After hearing the album in rough, raw form, the rest of the disc was other bits and some 2nd looks at familiar songs. “Sound On Sound” was famously used in a press ad for “Passing Strangers” and has been an Ultravox holy grail for decades. Actually, the song was just an alternate title for what was released in a live recording as “Face To Face.” It was the exact same song but fot eh title phrase, which was inserted into the song where one would expect to hear “Face To Face.” Nothing to see here. Move along.
Far more cataclysmic was the inclusion of a song no one was aware of previously! “Animals” was a song that seemed fully formed complete with almost full lyrics and vocals from Ure. It was not an early effort that mutated into something else we might know. It’s a pretty interesting song that might have been a contender with a little polish. I suspect that Ure might have had this in his notebooks already; perhaps from the Rich Kids or even Visage. But hearing it here one can imagine it not surviving the vetting for what became the “Vienna” album. It’s not quite there.
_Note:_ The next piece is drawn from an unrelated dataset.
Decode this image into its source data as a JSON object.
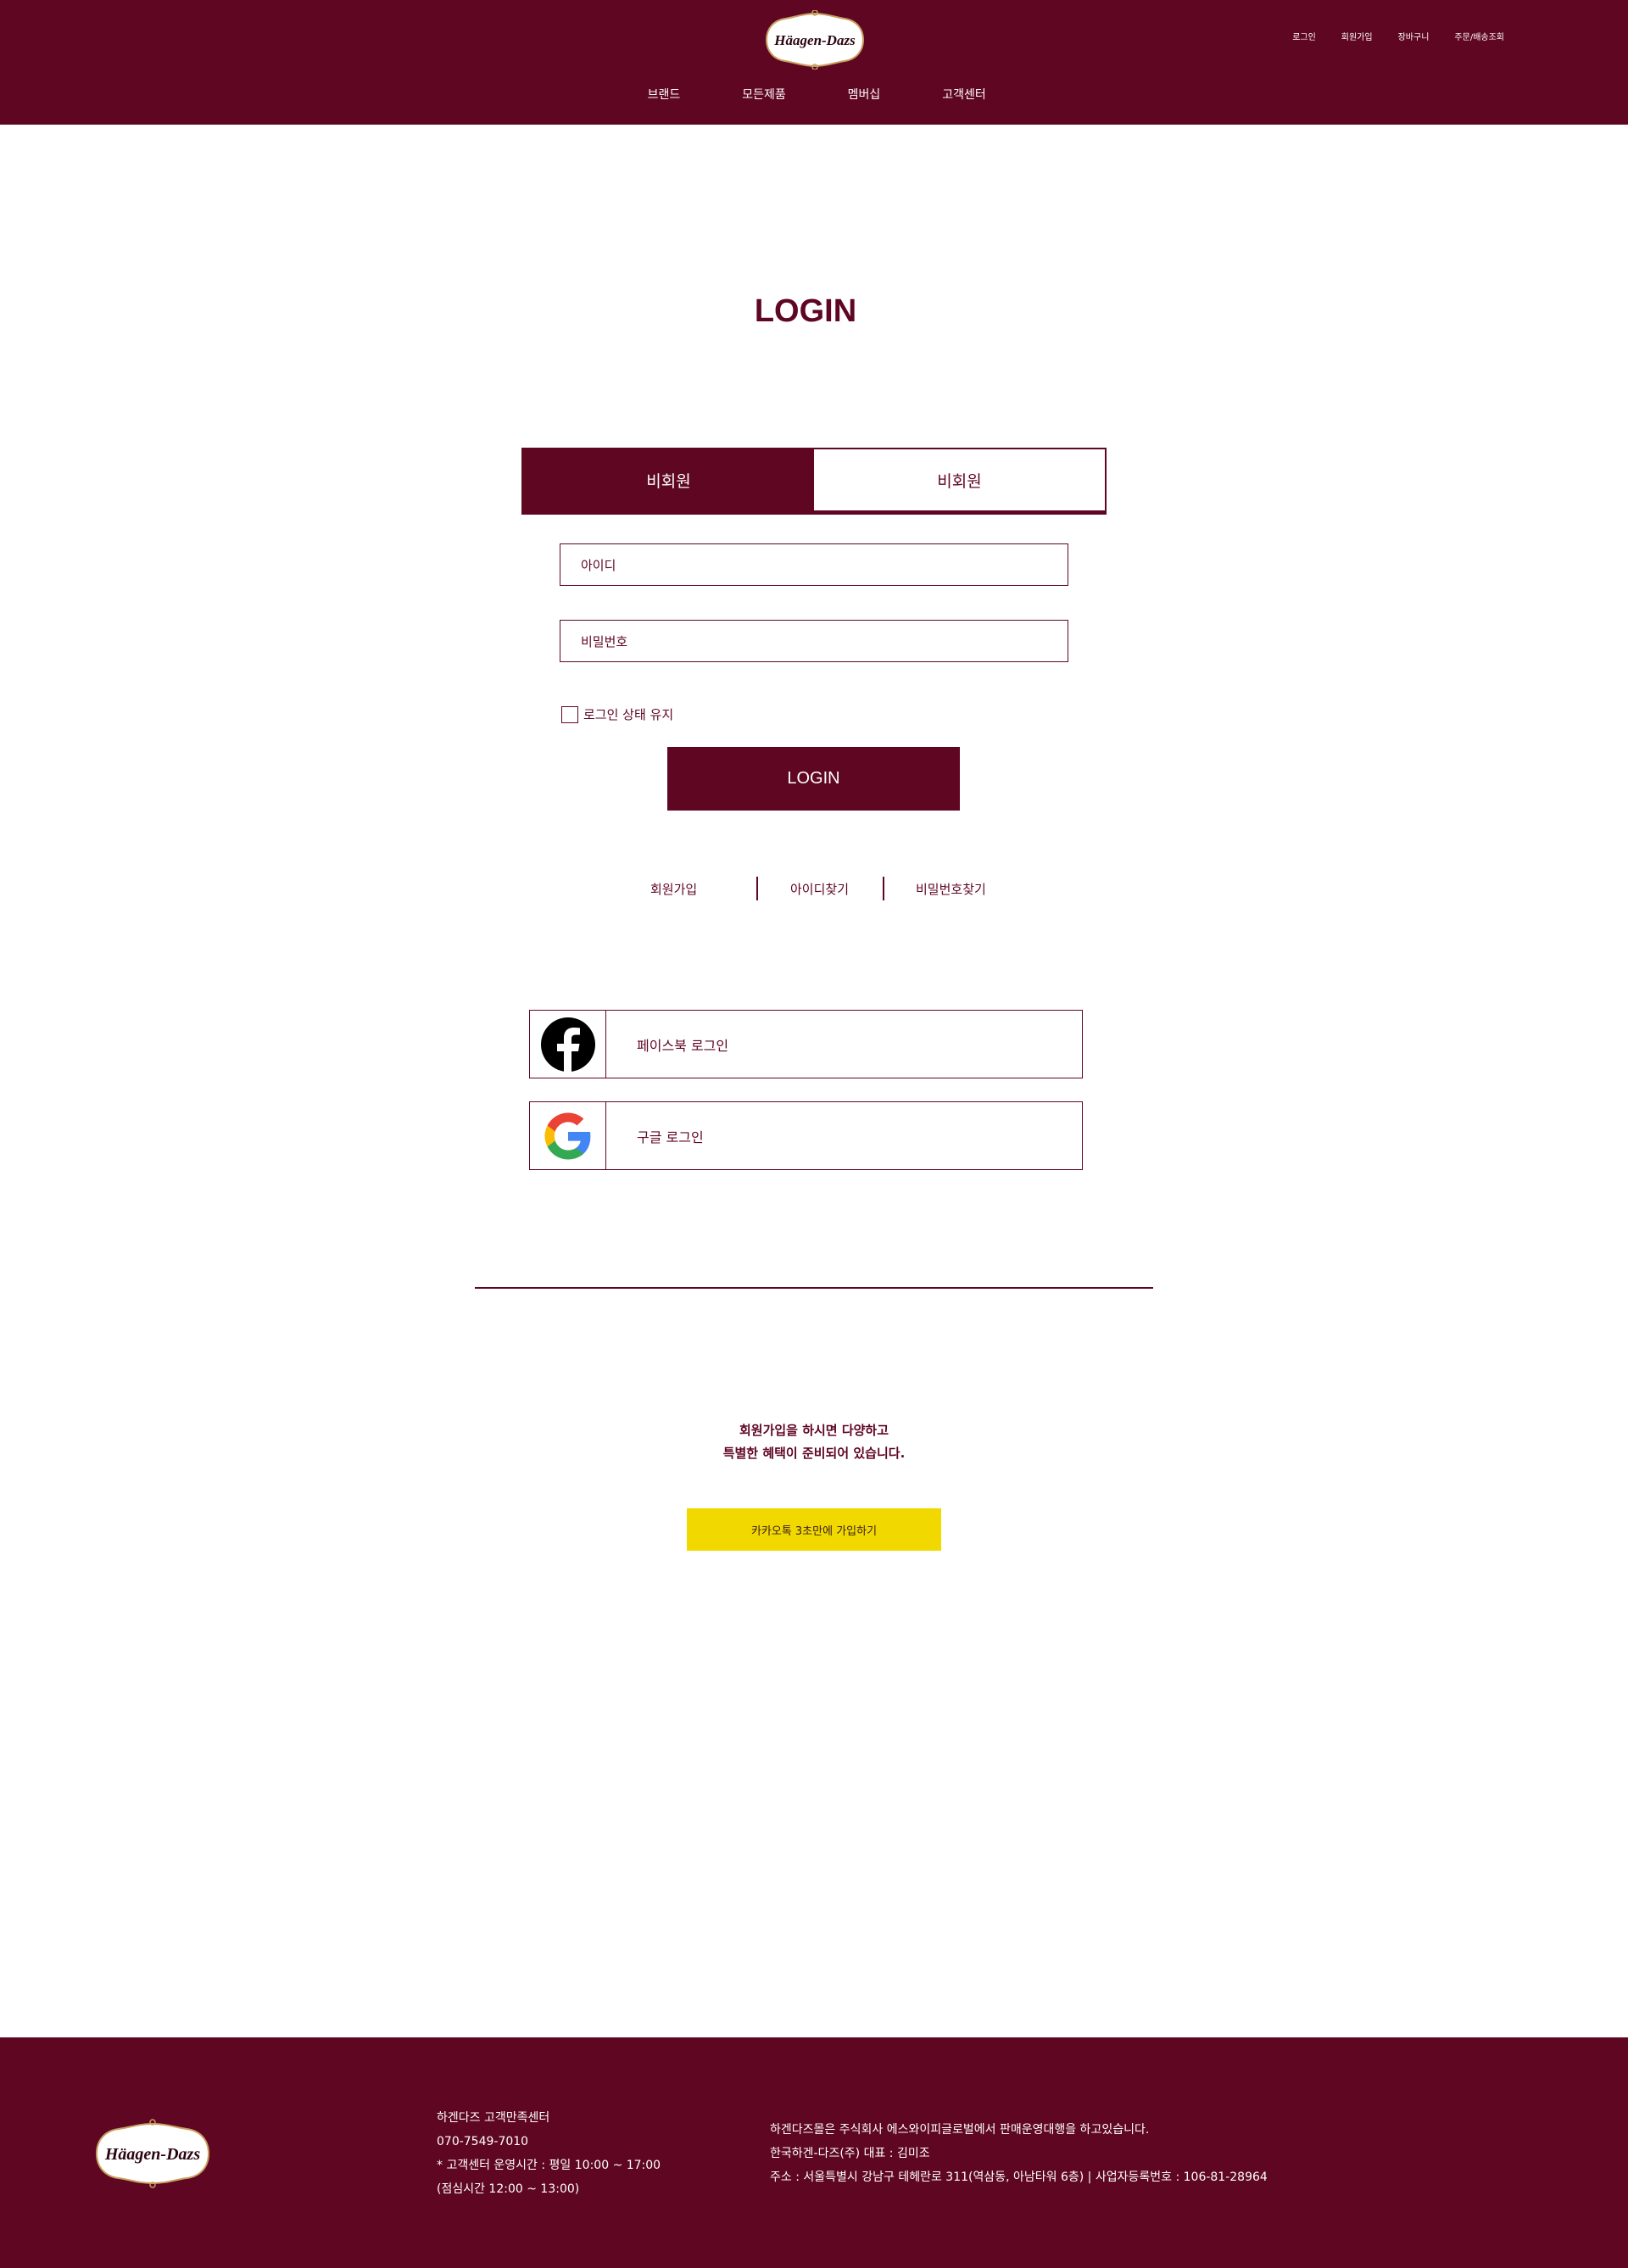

The 2nd version of “Sleepwalk” was also a vocal take with an extended intro that could have enhanced a 12″ single, but the breakneck pacing of the LP version of the song was its first, best destiny. “Sound On Sound” was also in an instrumental version, heavy on the guitar. This song is really sticking with me 40 year later and I like having three versions of it now.
The 2nd version of “Passing Strangers” was about the halfway point between the earlier one and the LP version. It was still slower, but now Currie was putting the boot in on his synths, getting the energy levels boosted. It was still long at 6:30, though a minute shorter than the earlier version here. The second instrumental of “All Stood Still” was now 6:51! It’s neat to hear Ure working out his feedback solos in the intro that would come to help define the song. His interplay with Currie’s synths was also extended here for lots to chew on. The middle eight was really expanded here with lots of ideas that were cut to ultimately make it all more relentless, but were nonetheless interesting. Making for even more ideas that would have created an interesting 12″ version if they had gone there.
At the end of the day, these cassette recordings were almost interesting for the hardcore fan of this album that I was. The more the results here differed from the final album, the greater my interest was piqued. The running times that were much longer than I was used to for these songs were either pointless noodling [the long “Passing Strangers” seemed even longer than its 7:30 running time] or in the case of “All Stood Still” featured the song packed with many ideas that only served to divert its energy into various [fascinating] cul-de-sacs better left unexplored for the integrity of the song.